I typically have headphones on when
I'm home in New York, whether it's during a jog or a commute. I often
crank the volume up, at the risk of hearing loss, so that I could hear
my favorite podcasts over loud subways and honking cars.
excited to see noise-cancelling technology in Sony's new Xperia Z2
smartphone. I've resisted investing in pricey noise-cancelling sets
because I'm prone to lose or break them. If it's going to be built into a
phone, perhaps I can use that instead of my iPod.
Alas, I find
the new feature to be more promise than practical, based on the brief
time I had with the phone at this week's Mobile World Congress wireless
show in Barcelona, Spain.
But first, I'll go through other
features that may appeal to some people. The phone is due to come out in
March. Sony hasn't announced a price, though its phones typically sell
for $500 to $600 in the U.S. without subsidies or a contract.
Sony's smartphones are distinctive in being waterproof. It's
not something I've felt that I've needed, but you might find it useful
if you work as a lifeguard or live near a beach.
That's even better than the 16 megapixels in Samsung's new
Galaxy S5. But lens quality and the focus mechanism are also important. I
didn't get to try out the Z2's camera, but it's the same one in the
Xperia Z1s, which I've had mixed results with.
4K video recording
It's impressive that the phone can capture video with four
times the details as full high-definition video. But 4K displays are
still expensive, so you won't appreciate the extra sharpness for a
while. It's more for people who want to take quality video now for the
day 4K becomes more common.
Now, back to the noise. The phone
analyzes ambient noise and produces a countering signal. In simple
terms, if the noise is a 7, the phone subtracts 7 to bring it to zero.
If the noise is a 5, the phone subtracts 5.
requires special in-ear headphones, which Sony is selling for 60 euros
($82). A sensor in the earpiece detects the noise, so the phone knows
what countering signal to send. This approach keeps the headphones
smaller and cheaper than typical noise-cancelling headphones.
Noise cancellation is optimized for the office, for planes and for buses or trains. You choose one in the settings.
tried the headphones surrounded by simulated train and plane noise. The
technology works, but it doesn't filter out the external noise
completely. It also requires me to press the earpiece deep into my ears

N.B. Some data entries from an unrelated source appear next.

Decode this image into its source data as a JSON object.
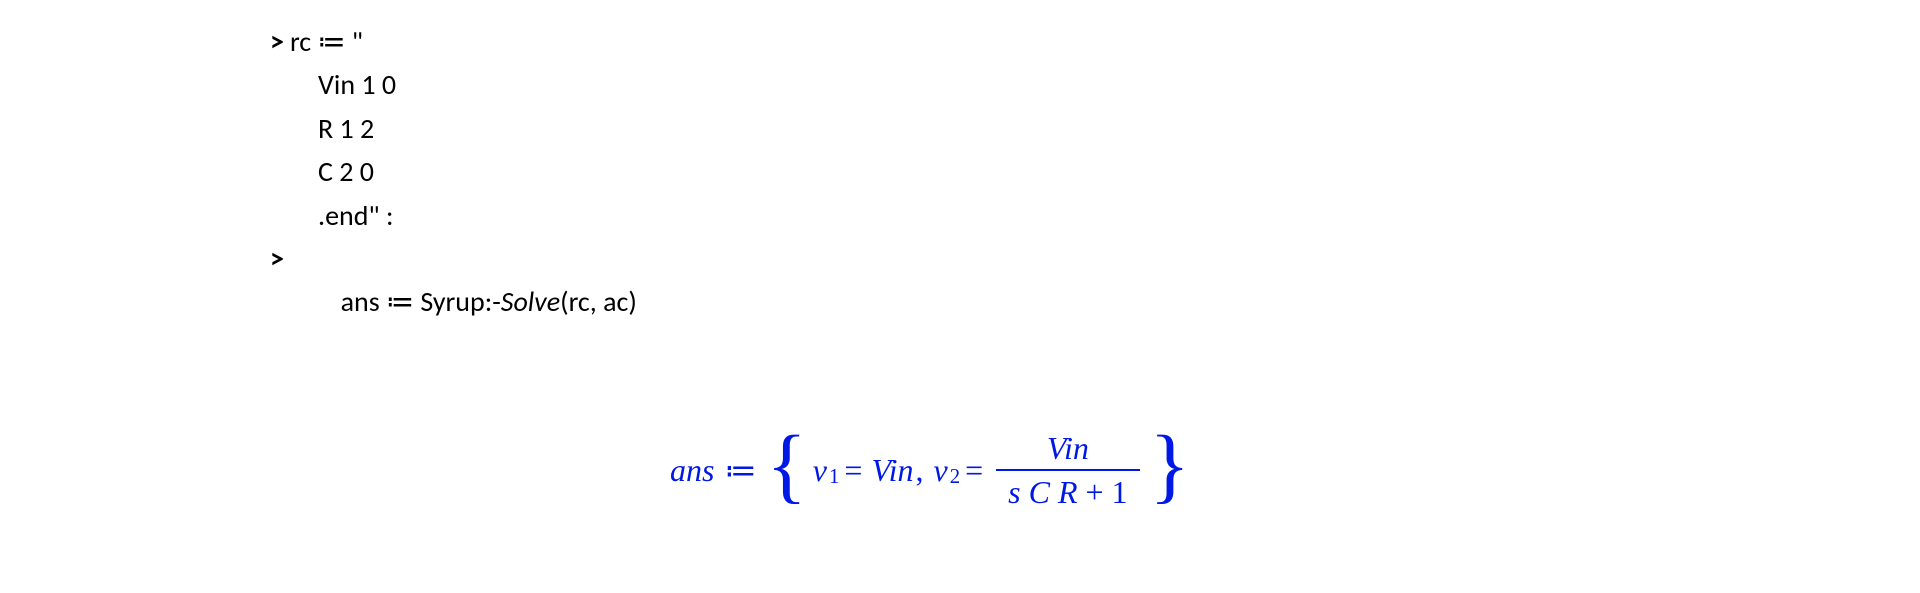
{
  "input": {
    "prompt1_gt": ">",
    "prompt2_gt": ">",
    "line1": "rc ≔ \"",
    "line2": "Vin 1 0",
    "line3": "R 1 2",
    "line4": "C 2 0",
    "line5": ".end\" :",
    "line6_prefix": "ans ≔ ",
    "line6_pkg": "Syrup:-",
    "line6_solve": "Solve",
    "line6_args": "(rc, ac)"
  },
  "output": {
    "lhs": "ans",
    "assign": "≔",
    "lbrace": "{",
    "rbrace": "}",
    "v": "v",
    "sub1": "1",
    "sub2": "2",
    "eq": "=",
    "Vin": "Vin",
    "comma": ",",
    "frac_num": "Vin",
    "den_s": "s",
    "den_C": "C",
    "den_R": "R",
    "den_plus": "+",
    "den_one": "1"
  }
}
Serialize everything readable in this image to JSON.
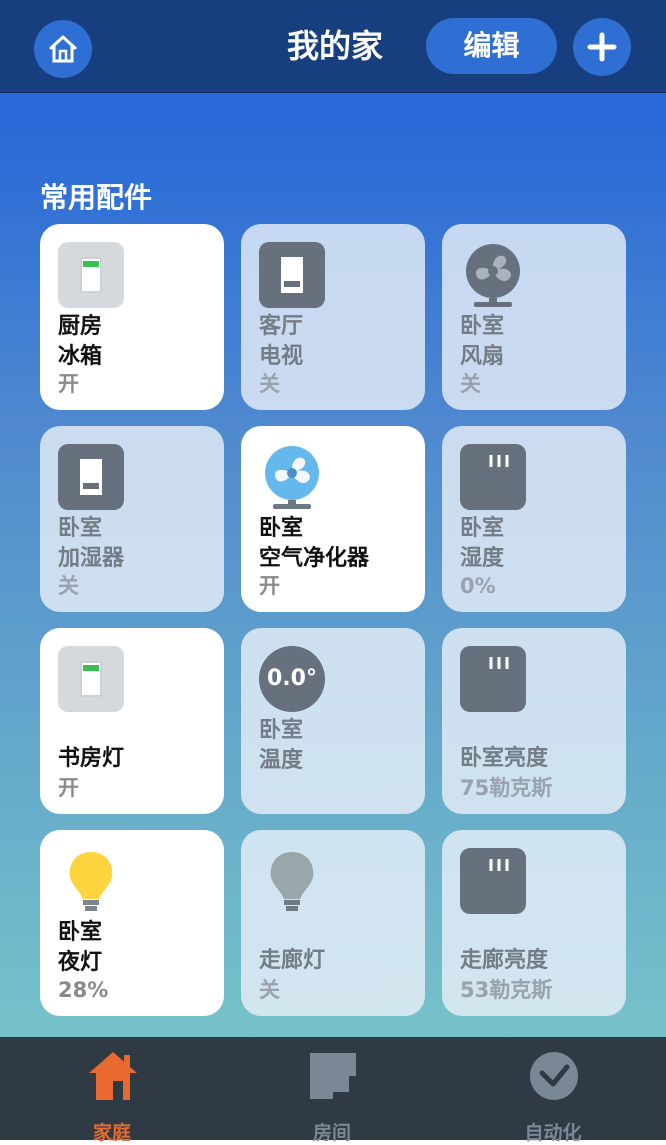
{
  "header": {
    "title": "我的家",
    "edit_label": "编辑"
  },
  "section": {
    "title": "常用配件"
  },
  "tiles": [
    {
      "name": "厨房\n冰箱",
      "status": "开"
    },
    {
      "name": "客厅\n电视",
      "status": "关"
    },
    {
      "name": "卧室\n风扇",
      "status": "关"
    },
    {
      "name": "卧室\n加湿器",
      "status": "关"
    },
    {
      "name": "卧室\n空气净化器",
      "status": "开"
    },
    {
      "name": "卧室\n湿度",
      "status": "0%"
    },
    {
      "name": "书房灯",
      "status": "开"
    },
    {
      "name": "卧室\n温度",
      "status": "0.0°"
    },
    {
      "name": "卧室亮度",
      "status": "75勒克斯"
    },
    {
      "name": "卧室\n夜灯",
      "status": "28%"
    },
    {
      "name": "走廊灯",
      "status": "关"
    },
    {
      "name": "走廊亮度",
      "status": "53勒克斯"
    }
  ],
  "tabs": [
    {
      "label": "家庭",
      "icon": "home-icon",
      "active": true
    },
    {
      "label": "房间",
      "icon": "rooms-icon",
      "active": false
    },
    {
      "label": "自动化",
      "icon": "automation-icon",
      "active": false
    }
  ],
  "colors": {
    "header": "#173f7f",
    "accent": "#2f6fd3",
    "active_tab": "#e86a31"
  }
}
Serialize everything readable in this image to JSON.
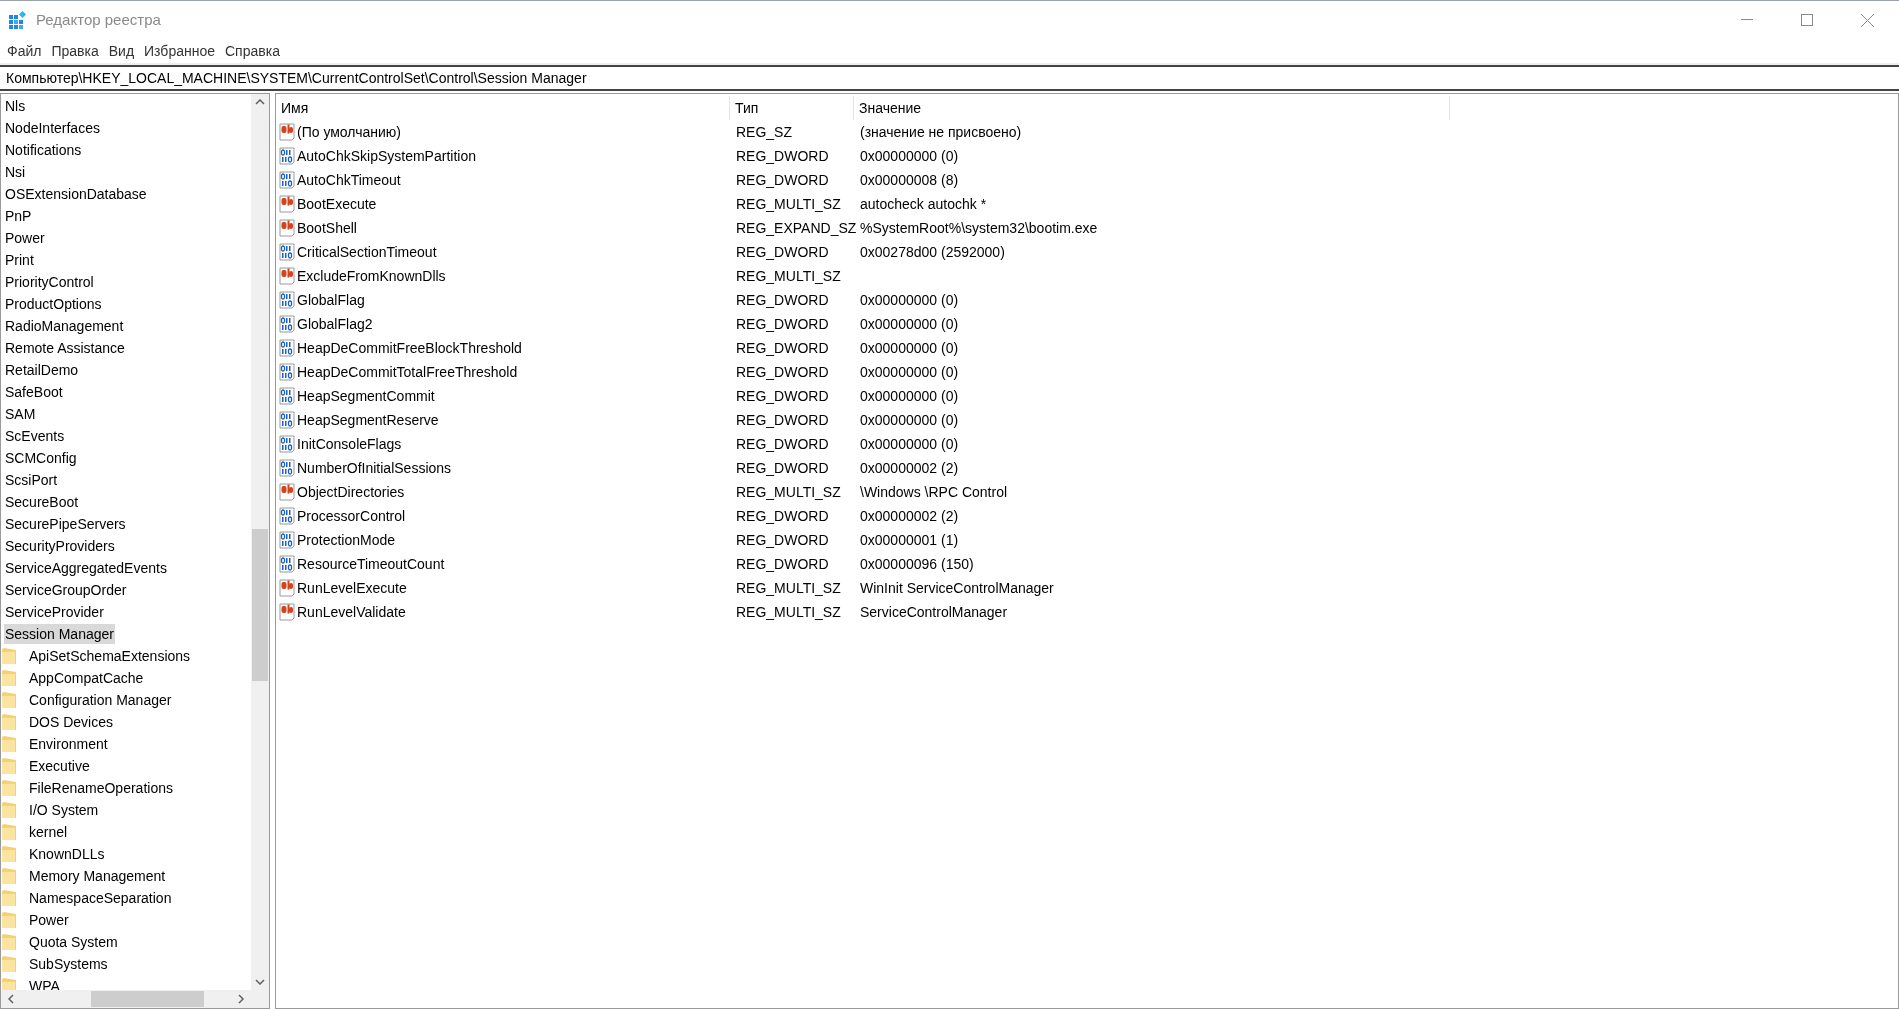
{
  "window": {
    "title": "Редактор реестра"
  },
  "menu": [
    "Файл",
    "Правка",
    "Вид",
    "Избранное",
    "Справка"
  ],
  "address": "Компьютер\\HKEY_LOCAL_MACHINE\\SYSTEM\\CurrentControlSet\\Control\\Session Manager",
  "tree": [
    {
      "label": "Nls",
      "selected": false
    },
    {
      "label": "NodeInterfaces",
      "selected": false
    },
    {
      "label": "Notifications",
      "selected": false
    },
    {
      "label": "Nsi",
      "selected": false
    },
    {
      "label": "OSExtensionDatabase",
      "selected": false
    },
    {
      "label": "PnP",
      "selected": false
    },
    {
      "label": "Power",
      "selected": false
    },
    {
      "label": "Print",
      "selected": false
    },
    {
      "label": "PriorityControl",
      "selected": false
    },
    {
      "label": "ProductOptions",
      "selected": false
    },
    {
      "label": "RadioManagement",
      "selected": false
    },
    {
      "label": "Remote Assistance",
      "selected": false
    },
    {
      "label": "RetailDemo",
      "selected": false
    },
    {
      "label": "SafeBoot",
      "selected": false
    },
    {
      "label": "SAM",
      "selected": false
    },
    {
      "label": "ScEvents",
      "selected": false
    },
    {
      "label": "SCMConfig",
      "selected": false
    },
    {
      "label": "ScsiPort",
      "selected": false
    },
    {
      "label": "SecureBoot",
      "selected": false
    },
    {
      "label": "SecurePipeServers",
      "selected": false
    },
    {
      "label": "SecurityProviders",
      "selected": false
    },
    {
      "label": "ServiceAggregatedEvents",
      "selected": false
    },
    {
      "label": "ServiceGroupOrder",
      "selected": false
    },
    {
      "label": "ServiceProvider",
      "selected": false
    },
    {
      "label": "Session Manager",
      "selected": true,
      "children": [
        {
          "label": "ApiSetSchemaExtensions",
          "selected": false
        },
        {
          "label": "AppCompatCache",
          "selected": false
        },
        {
          "label": "Configuration Manager",
          "selected": false
        },
        {
          "label": "DOS Devices",
          "selected": false
        },
        {
          "label": "Environment",
          "selected": false
        },
        {
          "label": "Executive",
          "selected": false
        },
        {
          "label": "FileRenameOperations",
          "selected": false
        },
        {
          "label": "I/O System",
          "selected": false
        },
        {
          "label": "kernel",
          "selected": false
        },
        {
          "label": "KnownDLLs",
          "selected": false
        },
        {
          "label": "Memory Management",
          "selected": false
        },
        {
          "label": "NamespaceSeparation",
          "selected": false
        },
        {
          "label": "Power",
          "selected": false
        },
        {
          "label": "Quota System",
          "selected": false
        },
        {
          "label": "SubSystems",
          "selected": false
        },
        {
          "label": "WPA",
          "selected": false
        }
      ]
    }
  ],
  "table": {
    "columns": [
      "Имя",
      "Тип",
      "Значение"
    ],
    "rows": [
      {
        "kind": "string",
        "name": "(По умолчанию)",
        "type": "REG_SZ",
        "value": "(значение не присвоено)"
      },
      {
        "kind": "number",
        "name": "AutoChkSkipSystemPartition",
        "type": "REG_DWORD",
        "value": "0x00000000 (0)"
      },
      {
        "kind": "number",
        "name": "AutoChkTimeout",
        "type": "REG_DWORD",
        "value": "0x00000008 (8)"
      },
      {
        "kind": "string",
        "name": "BootExecute",
        "type": "REG_MULTI_SZ",
        "value": "autocheck autochk *"
      },
      {
        "kind": "string",
        "name": "BootShell",
        "type": "REG_EXPAND_SZ",
        "value": "%SystemRoot%\\system32\\bootim.exe"
      },
      {
        "kind": "number",
        "name": "CriticalSectionTimeout",
        "type": "REG_DWORD",
        "value": "0x00278d00 (2592000)"
      },
      {
        "kind": "string",
        "name": "ExcludeFromKnownDlls",
        "type": "REG_MULTI_SZ"
      },
      {
        "kind": "number",
        "name": "GlobalFlag",
        "type": "REG_DWORD",
        "value": "0x00000000 (0)"
      },
      {
        "kind": "number",
        "name": "GlobalFlag2",
        "type": "REG_DWORD",
        "value": "0x00000000 (0)"
      },
      {
        "kind": "number",
        "name": "HeapDeCommitFreeBlockThreshold",
        "type": "REG_DWORD",
        "value": "0x00000000 (0)"
      },
      {
        "kind": "number",
        "name": "HeapDeCommitTotalFreeThreshold",
        "type": "REG_DWORD",
        "value": "0x00000000 (0)"
      },
      {
        "kind": "number",
        "name": "HeapSegmentCommit",
        "type": "REG_DWORD",
        "value": "0x00000000 (0)"
      },
      {
        "kind": "number",
        "name": "HeapSegmentReserve",
        "type": "REG_DWORD",
        "value": "0x00000000 (0)"
      },
      {
        "kind": "number",
        "name": "InitConsoleFlags",
        "type": "REG_DWORD",
        "value": "0x00000000 (0)"
      },
      {
        "kind": "number",
        "name": "NumberOfInitialSessions",
        "type": "REG_DWORD",
        "value": "0x00000002 (2)"
      },
      {
        "kind": "string",
        "name": "ObjectDirectories",
        "type": "REG_MULTI_SZ",
        "value": "\\Windows \\RPC Control"
      },
      {
        "kind": "number",
        "name": "ProcessorControl",
        "type": "REG_DWORD",
        "value": "0x00000002 (2)"
      },
      {
        "kind": "number",
        "name": "ProtectionMode",
        "type": "REG_DWORD",
        "value": "0x00000001 (1)"
      },
      {
        "kind": "number",
        "name": "ResourceTimeoutCount",
        "type": "REG_DWORD",
        "value": "0x00000096 (150)"
      },
      {
        "kind": "string",
        "name": "RunLevelExecute",
        "type": "REG_MULTI_SZ",
        "value": "WinInit ServiceControlManager"
      },
      {
        "kind": "string",
        "name": "RunLevelValidate",
        "type": "REG_MULTI_SZ",
        "value": "ServiceControlManager"
      }
    ]
  }
}
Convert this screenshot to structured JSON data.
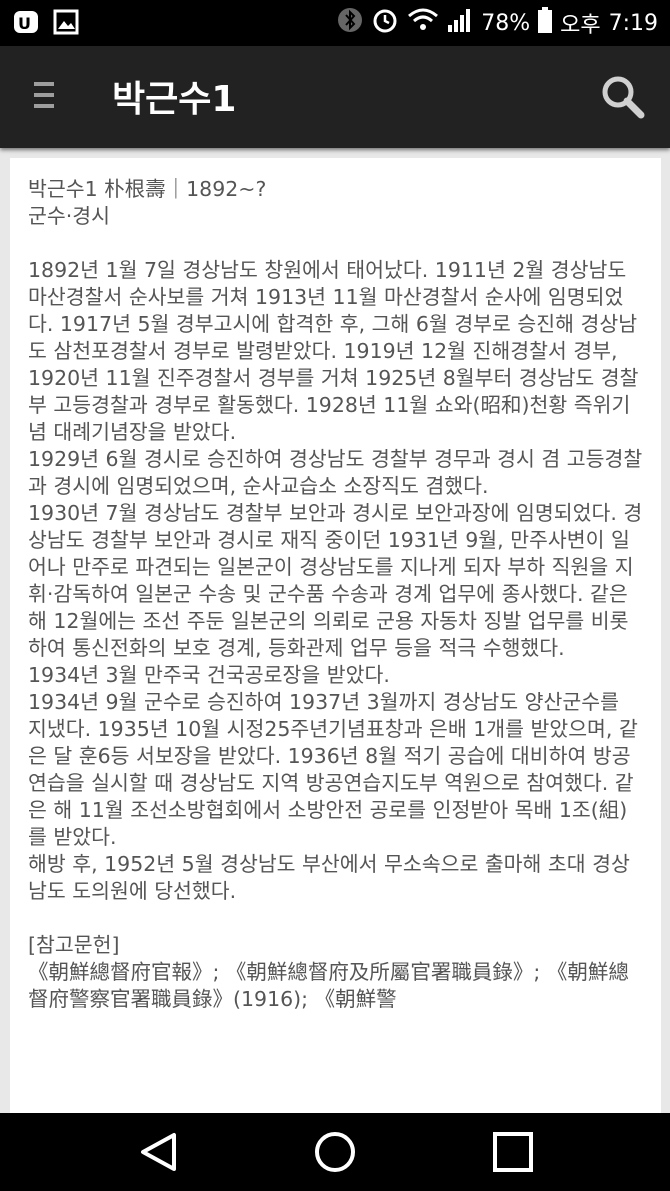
{
  "status_bar": {
    "battery": "78%",
    "ampm": "오후",
    "time": "7:19",
    "icons": [
      "u-plus-icon",
      "gallery-icon",
      "bluetooth-icon",
      "alarm-icon",
      "wifi-icon",
      "signal-icon",
      "battery-icon"
    ]
  },
  "app_bar": {
    "title": "박근수1",
    "menu_icon": "hamburger-menu-icon",
    "search_icon": "search-icon"
  },
  "article": {
    "heading": "박근수1 朴根壽｜1892~?",
    "subheading": "군수·경시",
    "paragraphs": [
      "1892년 1월 7일 경상남도 창원에서 태어났다. 1911년 2월 경상남도 마산경찰서 순사보를 거쳐 1913년 11월 마산경찰서 순사에 임명되었다. 1917년 5월 경부고시에 합격한 후, 그해 6월 경부로 승진해 경상남도 삼천포경찰서 경부로 발령받았다. 1919년 12월 진해경찰서 경부, 1920년 11월 진주경찰서 경부를 거쳐 1925년 8월부터 경상남도 경찰부 고등경찰과 경부로 활동했다. 1928년 11월 쇼와(昭和)천황 즉위기념 대례기념장을 받았다.",
      "1929년 6월 경시로 승진하여 경상남도 경찰부 경무과 경시 겸 고등경찰과 경시에 임명되었으며, 순사교습소 소장직도 겸했다.",
      "1930년 7월 경상남도 경찰부 보안과 경시로 보안과장에 임명되었다. 경상남도 경찰부 보안과 경시로 재직 중이던 1931년 9월, 만주사변이 일어나 만주로 파견되는 일본군이 경상남도를 지나게 되자 부하 직원을 지휘·감독하여 일본군 수송 및 군수품 수송과 경계 업무에 종사했다. 같은 해 12월에는 조선 주둔 일본군의 의뢰로 군용 자동차 징발 업무를 비롯하여 통신전화의 보호 경계, 등화관제 업무 등을 적극 수행했다.",
      "1934년 3월 만주국 건국공로장을 받았다.",
      "1934년 9월 군수로 승진하여 1937년 3월까지 경상남도 양산군수를 지냈다. 1935년 10월 시정25주년기념표창과 은배 1개를 받았으며, 같은 달 훈6등 서보장을 받았다. 1936년 8월 적기 공습에 대비하여 방공연습을 실시할 때 경상남도 지역 방공연습지도부 역원으로 참여했다. 같은 해 11월 조선소방협회에서 소방안전 공로를 인정받아 목배 1조(組)를 받았다.",
      "해방 후, 1952년 5월 경상남도 부산에서 무소속으로 출마해 초대 경상남도 도의원에 당선했다."
    ],
    "references_label": "[참고문헌]",
    "references_text": "《朝鮮總督府官報》; 《朝鮮總督府及所屬官署職員錄》; 《朝鮮總督府警察官署職員錄》(1916); 《朝鮮警"
  },
  "nav_bar": {
    "icons": [
      "back-triangle-icon",
      "home-circle-icon",
      "recents-square-icon"
    ]
  }
}
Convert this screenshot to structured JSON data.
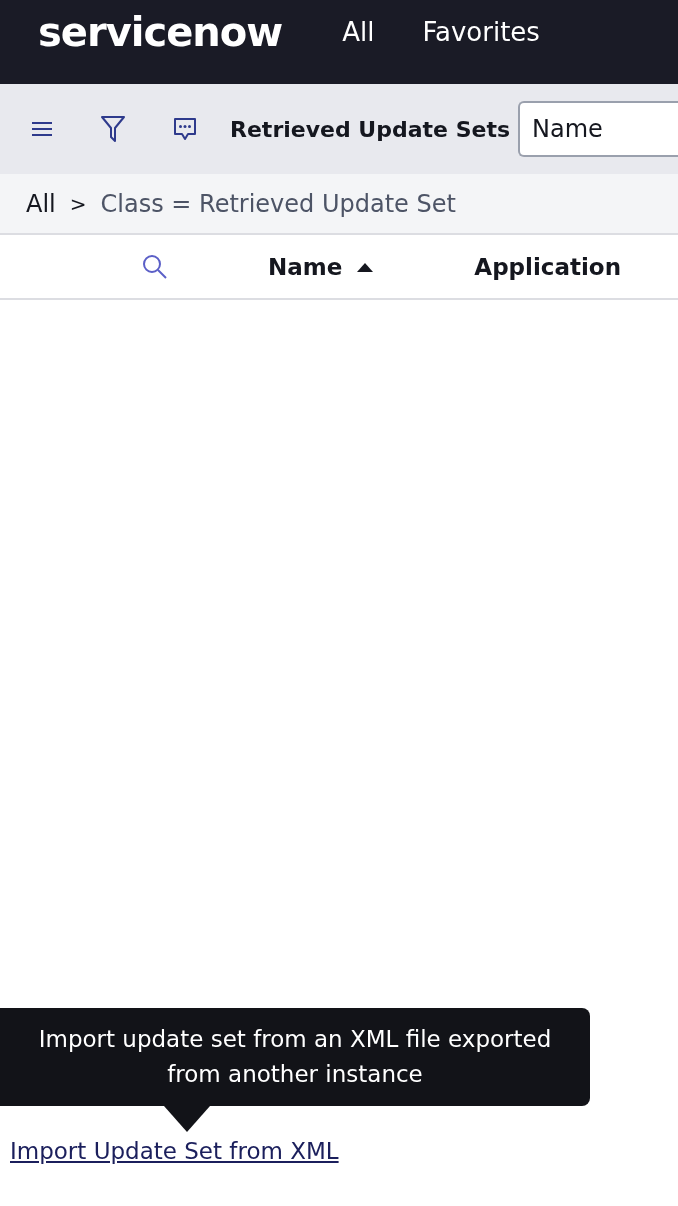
{
  "header": {
    "logo": "servicenow",
    "nav": [
      "All",
      "Favorites"
    ]
  },
  "toolbar": {
    "title": "Retrieved Update Sets",
    "search": {
      "value": "Name"
    }
  },
  "breadcrumb": {
    "root": "All",
    "separator": ">",
    "filter": "Class = Retrieved Update Set"
  },
  "table": {
    "columns": [
      {
        "label": "Name",
        "sorted": true
      },
      {
        "label": "Application",
        "sorted": false
      }
    ]
  },
  "related_links": {
    "links": [
      "Import Update Set from XML"
    ]
  },
  "tooltip": {
    "text": "Import update set from an XML file exported from another instance"
  }
}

to notice a difference.
Sony tells me the earpiece covers come in
three sizes, so a larger one might have helped. I look forward to
testing the feature more thoroughly.
For now, I'll keep my iPod.
MWC 2014 in pictures